Paid a total of $246.40, which went to SF writer Julian May, who is: A.) Still alive, and B.) The widow of Starmont House founder Ted Ditky.
Another weird library addition, not so much a book as a “book-like object.”
Le Guin, Ursula K. Four Different Poems. Longhouse, 2007. First edition chapbook original, a 3″x5″ card with an accordion foldout attached and a title band signed by Le Guin wrapped around, one of only 24 signed copies, a Fine copy.
An odd item with a very small limitation. Bought for $20 off the Internet.
The most numerous books I bought from that 70% off sale were signed Jack Vance:
Three more books from that big 70% off purchase:
I just got a big box of books from a dealer holding a 70% off sale, which I’ll probably be cataloging for the next week or so. This is the item that made me start piling things in the virtual basket for immediate purchase:
Chacal No. 1. First edition magazine original, a Fine- copy with slight bumping to top of spine. Signed by contributors Tom Reamy, Howard Waldrop, Richard Corben, Tim Kirk, and publisher Arnie Fenner.
Tom Reamy was widely acclaimed as the very best SF writer in Texas, winning a John W. Campbell Award for Best New Writer as well as a Nebula Award for “San Diego Lightfoot Sue.” Reamy died of a heart attack on November 4, 1977 at the horrifically young age of 42. Reamy had no books of his own published during his lifetime, and things signed by him are genuinely rare and seldom come on the market.
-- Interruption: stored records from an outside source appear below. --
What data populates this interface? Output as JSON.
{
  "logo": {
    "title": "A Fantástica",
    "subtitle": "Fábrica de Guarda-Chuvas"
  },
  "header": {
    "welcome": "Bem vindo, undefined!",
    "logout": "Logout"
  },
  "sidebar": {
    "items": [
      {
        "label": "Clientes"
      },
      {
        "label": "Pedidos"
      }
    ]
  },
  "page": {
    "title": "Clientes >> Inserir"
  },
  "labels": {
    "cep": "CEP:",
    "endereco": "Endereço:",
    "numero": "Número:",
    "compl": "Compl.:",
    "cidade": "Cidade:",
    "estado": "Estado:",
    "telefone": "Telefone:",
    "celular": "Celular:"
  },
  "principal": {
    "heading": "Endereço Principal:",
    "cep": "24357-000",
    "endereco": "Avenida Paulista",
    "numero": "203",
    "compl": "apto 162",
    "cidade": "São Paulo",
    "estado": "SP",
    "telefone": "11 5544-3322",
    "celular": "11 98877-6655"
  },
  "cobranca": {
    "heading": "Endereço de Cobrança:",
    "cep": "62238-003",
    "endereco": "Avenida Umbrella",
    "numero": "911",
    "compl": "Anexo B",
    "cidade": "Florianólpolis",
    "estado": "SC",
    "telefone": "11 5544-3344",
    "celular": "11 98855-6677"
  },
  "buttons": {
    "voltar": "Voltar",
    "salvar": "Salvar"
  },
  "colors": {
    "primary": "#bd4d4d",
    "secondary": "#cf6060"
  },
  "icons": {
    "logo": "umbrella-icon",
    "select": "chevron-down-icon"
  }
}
Chacal was Arnie Fenner’s first magazine, a big color glossy magazine featuring first-rate fantasy fiction and art. (After two issues this would be followed up by Shayol, which had more of a science fiction focus, co-edited with Fenner’s then-wife Pat Cadigan.)
Howard believes that this was almost certainly signed at the 1976 Worldcon in Kansas City, which is the only time he recalled all of them being together at the same place and time after it was published.
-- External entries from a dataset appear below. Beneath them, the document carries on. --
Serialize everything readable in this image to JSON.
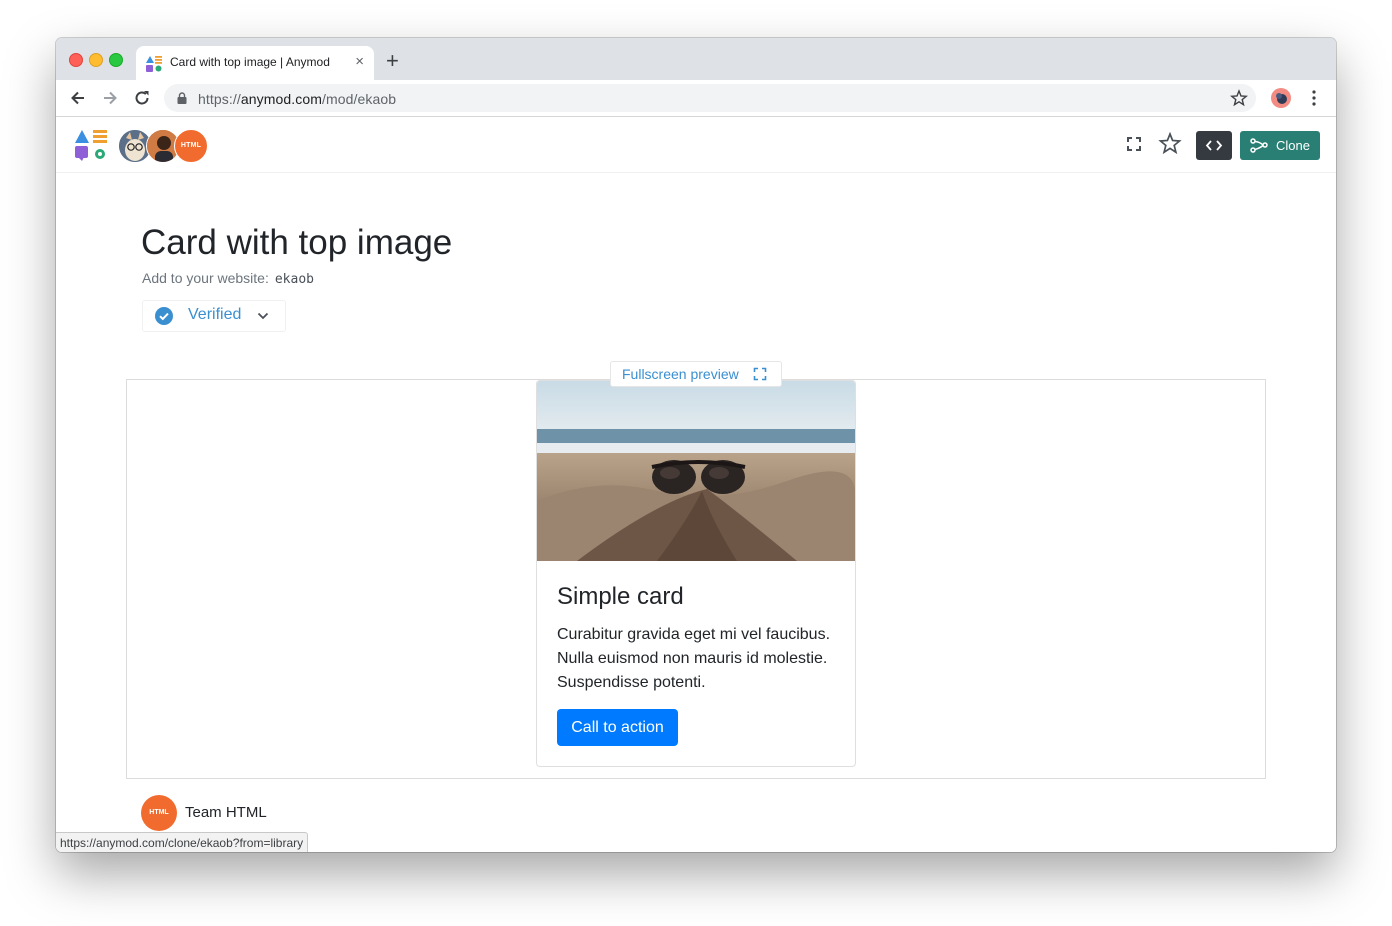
{
  "browser": {
    "tab_title": "Card with top image | Anymod",
    "new_tab_symbol": "+",
    "close_symbol": "×",
    "url_scheme": "https://",
    "url_host": "anymod.com",
    "url_path": "/mod/ekaob",
    "status_url": "https://anymod.com/clone/ekaob?from=library"
  },
  "appbar": {
    "avatar_html_label": "HTML",
    "clone_label": "Clone",
    "icons": [
      "anymod-logo-icon",
      "fullscreen-icon",
      "star-icon",
      "code-icon",
      "clone-icon"
    ]
  },
  "mod": {
    "title": "Card with top image",
    "embed_label": "Add to your website:",
    "embed_code": "ekaob",
    "verified_label": "Verified",
    "fullscreen_label": "Fullscreen preview"
  },
  "card": {
    "title": "Simple card",
    "text": "Curabitur gravida eget mi vel faucibus. Nulla euismod non mauris id molestie. Suspendisse potenti.",
    "cta_label": "Call to action"
  },
  "team": {
    "avatar_label": "HTML",
    "name": "Team HTML"
  },
  "colors": {
    "primary_button": "#007bff",
    "clone_button": "#2a7f74",
    "code_button": "#343a40",
    "link_blue": "#3a8fd0",
    "html_orange": "#f26b2e"
  }
}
Price paid: $29.99.
I recently got in some imperfect copies the Centipede Press limited edition of The Anubis Gates, and it’s completely off the hook:
Powers, Tim. The Anubis Gates. Centipede Press, 2014. First edition hardback thus, a Fine copy save two flaws (the slipcase keyhole cutout is about 1/4″ misaligned between the two halves, and it lacks the signature page) bound in decorated red and black velvet with a lenticular image embedded in the front cover, in a Fine slipcase. The thing is ginormous, resting in a 2-half red velvet slipcase which houses the book and an accordion portfolio of the color art plates in the book, and includes an appendix of deleted scenes from the original manuscript and a fold-out map of 1810 London.
The entire assemblage is only a hair thinner than the traycased edition of George R. R. Martin’s GRRM.
I didn’t think I needed another Anubis Gates, since I have the PBO, the UK first, the Ziesing hardback, and the facsimile manuscript included with the ultralimited edition of the Berlyene bibliography. Plus I’m not a big fan of post-first limited in general. But this edition is so over-the-top I couldn’t pass up a chance to pick up copies at a bargain price. In fact, I still have a couple left at $75 a pop (first come first serve), which is a hefty discount over the $295 offering price on pristine copies…